RECORDS SUPPLIED.
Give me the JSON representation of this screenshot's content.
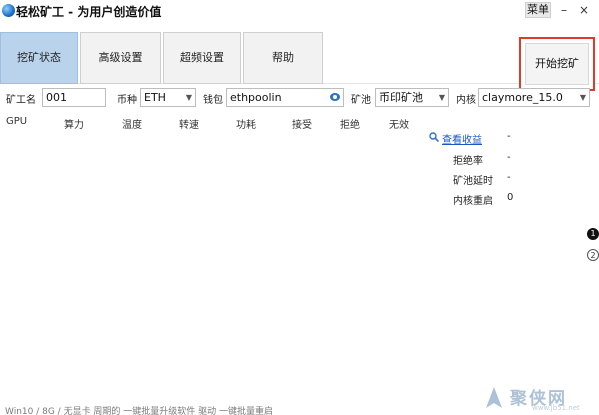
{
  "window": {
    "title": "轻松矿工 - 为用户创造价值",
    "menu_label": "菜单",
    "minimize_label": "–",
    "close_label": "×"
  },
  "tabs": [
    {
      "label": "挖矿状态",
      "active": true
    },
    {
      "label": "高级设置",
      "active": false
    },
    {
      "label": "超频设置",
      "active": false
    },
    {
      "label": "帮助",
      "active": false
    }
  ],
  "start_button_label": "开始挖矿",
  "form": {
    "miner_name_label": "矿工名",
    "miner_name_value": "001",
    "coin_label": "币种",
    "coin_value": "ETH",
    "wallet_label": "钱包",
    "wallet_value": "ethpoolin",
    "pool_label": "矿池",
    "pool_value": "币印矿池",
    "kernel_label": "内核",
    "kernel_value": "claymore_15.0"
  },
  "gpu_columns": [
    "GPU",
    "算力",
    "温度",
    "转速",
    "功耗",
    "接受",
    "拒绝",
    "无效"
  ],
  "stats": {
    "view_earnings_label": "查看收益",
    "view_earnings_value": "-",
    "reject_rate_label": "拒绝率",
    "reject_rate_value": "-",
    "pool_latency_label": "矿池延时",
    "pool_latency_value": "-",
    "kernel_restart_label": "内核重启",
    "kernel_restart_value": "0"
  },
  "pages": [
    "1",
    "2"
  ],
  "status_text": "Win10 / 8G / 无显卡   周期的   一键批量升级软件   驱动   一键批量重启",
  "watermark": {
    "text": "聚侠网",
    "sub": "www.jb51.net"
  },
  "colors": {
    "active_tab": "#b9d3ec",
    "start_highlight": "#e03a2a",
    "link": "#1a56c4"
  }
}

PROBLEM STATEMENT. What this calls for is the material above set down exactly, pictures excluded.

ANSWER.
Give me the JSON representation of this screenshot's content.
{
  "window": {
    "title": "轻松矿工 - 为用户创造价值",
    "menu_label": "菜单",
    "minimize_label": "–",
    "close_label": "×"
  },
  "tabs": [
    {
      "label": "挖矿状态",
      "active": true
    },
    {
      "label": "高级设置",
      "active": false
    },
    {
      "label": "超频设置",
      "active": false
    },
    {
      "label": "帮助",
      "active": false
    }
  ],
  "start_button_label": "开始挖矿",
  "form": {
    "miner_name_label": "矿工名",
    "miner_name_value": "001",
    "coin_label": "币种",
    "coin_value": "ETH",
    "wallet_label": "钱包",
    "wallet_value": "ethpoolin",
    "pool_label": "矿池",
    "pool_value": "币印矿池",
    "kernel_label": "内核",
    "kernel_value": "claymore_15.0"
  },
  "gpu_columns": [
    "GPU",
    "算力",
    "温度",
    "转速",
    "功耗",
    "接受",
    "拒绝",
    "无效"
  ],
  "stats": {
    "view_earnings_label": "查看收益",
    "view_earnings_value": "-",
    "reject_rate_label": "拒绝率",
    "reject_rate_value": "-",
    "pool_latency_label": "矿池延时",
    "pool_latency_value": "-",
    "kernel_restart_label": "内核重启",
    "kernel_restart_value": "0"
  },
  "pages": [
    "1",
    "2"
  ],
  "status_text": "Win10 / 8G / 无显卡   周期的   一键批量升级软件   驱动   一键批量重启",
  "watermark": {
    "text": "聚侠网",
    "sub": "www.jb51.net"
  },
  "colors": {
    "active_tab": "#b9d3ec",
    "start_highlight": "#e03a2a",
    "link": "#1a56c4"
  }
}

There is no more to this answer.